*Problem statement*: Copy each line of the entries that contains the word "true".

*Entries shown*:
=-=-=

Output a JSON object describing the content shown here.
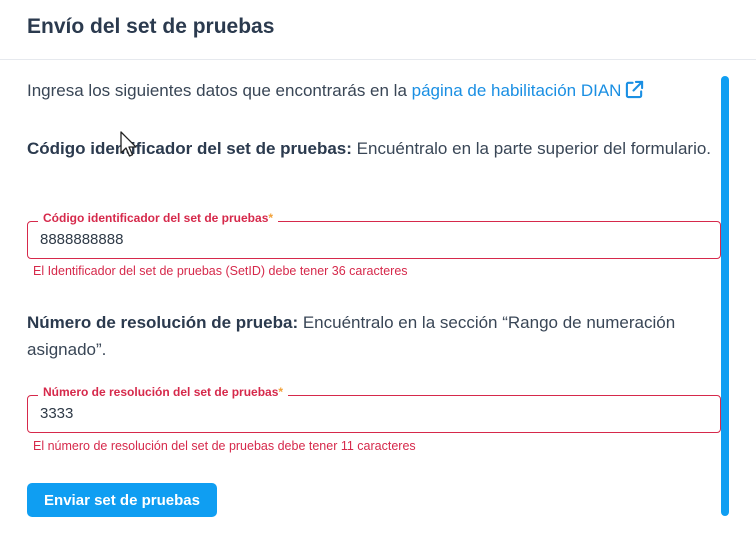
{
  "header": {
    "title": "Envío del set de pruebas"
  },
  "intro": {
    "text": "Ingresa los siguientes datos que encontrarás en la ",
    "link_text": "página de habilitación DIAN",
    "link_icon": "external-link-icon"
  },
  "set_id_section": {
    "label_bold": "Código identificador del set de pruebas:",
    "label_rest": " Encuéntralo en la parte superior del formulario.",
    "field_label": "Código identificador del set de pruebas",
    "required_mark": "*",
    "value": "8888888888",
    "error": "El Identificador del set de pruebas (SetID) debe tener 36 caracteres"
  },
  "resolution_section": {
    "label_bold": "Número de resolución de prueba:",
    "label_rest": " Encuéntralo en la sección “Rango de numeración asignado”.",
    "field_label": "Número de resolución del set de pruebas",
    "required_mark": "*",
    "value": "3333",
    "error": "El número de resolución del set de pruebas debe tener 11 caracteres"
  },
  "actions": {
    "submit_label": "Enviar set de pruebas"
  },
  "colors": {
    "accent": "#0f9ef2",
    "link": "#1a8fe3",
    "error": "#d6294b",
    "required": "#f2a23a",
    "heading": "#2b3a4e"
  }
}
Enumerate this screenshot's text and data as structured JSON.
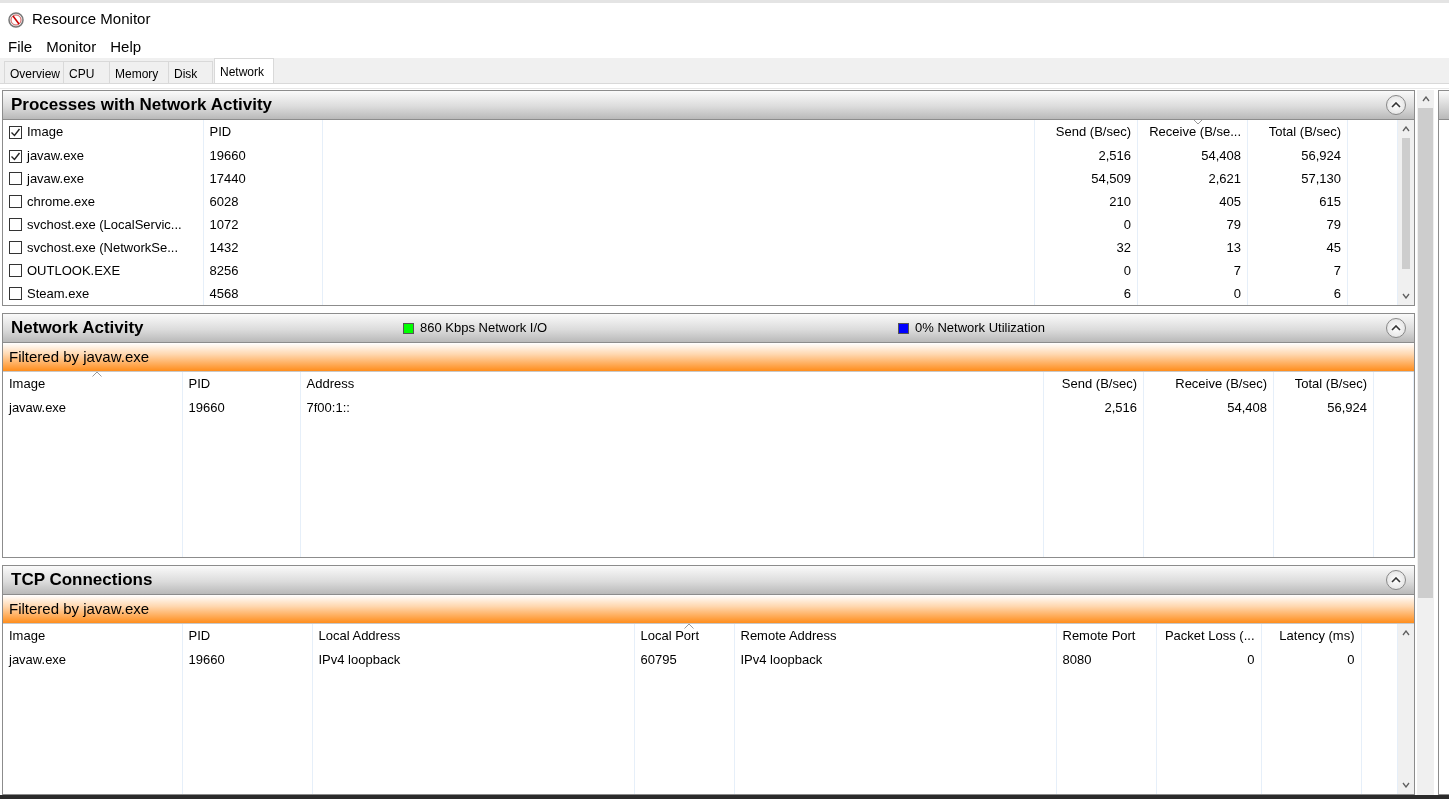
{
  "window": {
    "title": "Resource Monitor"
  },
  "menu": [
    "File",
    "Monitor",
    "Help"
  ],
  "tabs": [
    {
      "label": "Overview",
      "selected": false
    },
    {
      "label": "CPU",
      "selected": false
    },
    {
      "label": "Memory",
      "selected": false
    },
    {
      "label": "Disk",
      "selected": false
    },
    {
      "label": "Network",
      "selected": true
    }
  ],
  "processes": {
    "title": "Processes with Network Activity",
    "all_checked": true,
    "columns": [
      {
        "label": "Image",
        "sorted": false
      },
      {
        "label": "PID",
        "sorted": false
      },
      {
        "label": "Send (B/sec)",
        "sorted": false
      },
      {
        "label": "Receive (B/se...",
        "sorted": true,
        "descending": true
      },
      {
        "label": "Total (B/sec)",
        "sorted": false
      }
    ],
    "rows": [
      {
        "checked": true,
        "cells": [
          "javaw.exe",
          "19660",
          "2,516",
          "54,408",
          "56,924"
        ]
      },
      {
        "checked": false,
        "cells": [
          "javaw.exe",
          "17440",
          "54,509",
          "2,621",
          "57,130"
        ]
      },
      {
        "checked": false,
        "cells": [
          "chrome.exe",
          "6028",
          "210",
          "405",
          "615"
        ]
      },
      {
        "checked": false,
        "cells": [
          "svchost.exe (LocalServic...",
          "1072",
          "0",
          "79",
          "79"
        ]
      },
      {
        "checked": false,
        "cells": [
          "svchost.exe (NetworkSe...",
          "1432",
          "32",
          "13",
          "45"
        ]
      },
      {
        "checked": false,
        "cells": [
          "OUTLOOK.EXE",
          "8256",
          "0",
          "7",
          "7"
        ]
      },
      {
        "checked": false,
        "cells": [
          "Steam.exe",
          "4568",
          "6",
          "0",
          "6"
        ]
      }
    ]
  },
  "network_activity": {
    "title": "Network Activity",
    "indicators": [
      {
        "label": "860 Kbps Network I/O",
        "color": "#00ff00"
      },
      {
        "label": "0% Network Utilization",
        "color": "#0000ff"
      }
    ],
    "filter": "Filtered by javaw.exe",
    "columns": [
      {
        "label": "Image",
        "sorted": true,
        "descending": false
      },
      {
        "label": "PID",
        "sorted": false
      },
      {
        "label": "Address",
        "sorted": false
      },
      {
        "label": "Send (B/sec)",
        "sorted": false
      },
      {
        "label": "Receive (B/sec)",
        "sorted": false
      },
      {
        "label": "Total (B/sec)",
        "sorted": false
      }
    ],
    "rows": [
      {
        "cells": [
          "javaw.exe",
          "19660",
          "7f00:1::",
          "2,516",
          "54,408",
          "56,924"
        ]
      }
    ]
  },
  "tcp_connections": {
    "title": "TCP Connections",
    "filter": "Filtered by javaw.exe",
    "columns": [
      {
        "label": "Image",
        "sorted": false
      },
      {
        "label": "PID",
        "sorted": false
      },
      {
        "label": "Local Address",
        "sorted": false
      },
      {
        "label": "Local Port",
        "sorted": true,
        "descending": false
      },
      {
        "label": "Remote Address",
        "sorted": false
      },
      {
        "label": "Remote Port",
        "sorted": false
      },
      {
        "label": "Packet Loss (...",
        "sorted": false
      },
      {
        "label": "Latency (ms)",
        "sorted": false
      }
    ],
    "rows": [
      {
        "cells": [
          "javaw.exe",
          "19660",
          "IPv4 loopback",
          "60795",
          "IPv4 loopback",
          "8080",
          "0",
          "0"
        ]
      }
    ]
  }
}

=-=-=

*Reply to the task*:
      "selected": true
    "all_checked": true,
        "sorted": true,
        "descending": true
        "checked": true,
        "sorted": true,
        "sorted": true,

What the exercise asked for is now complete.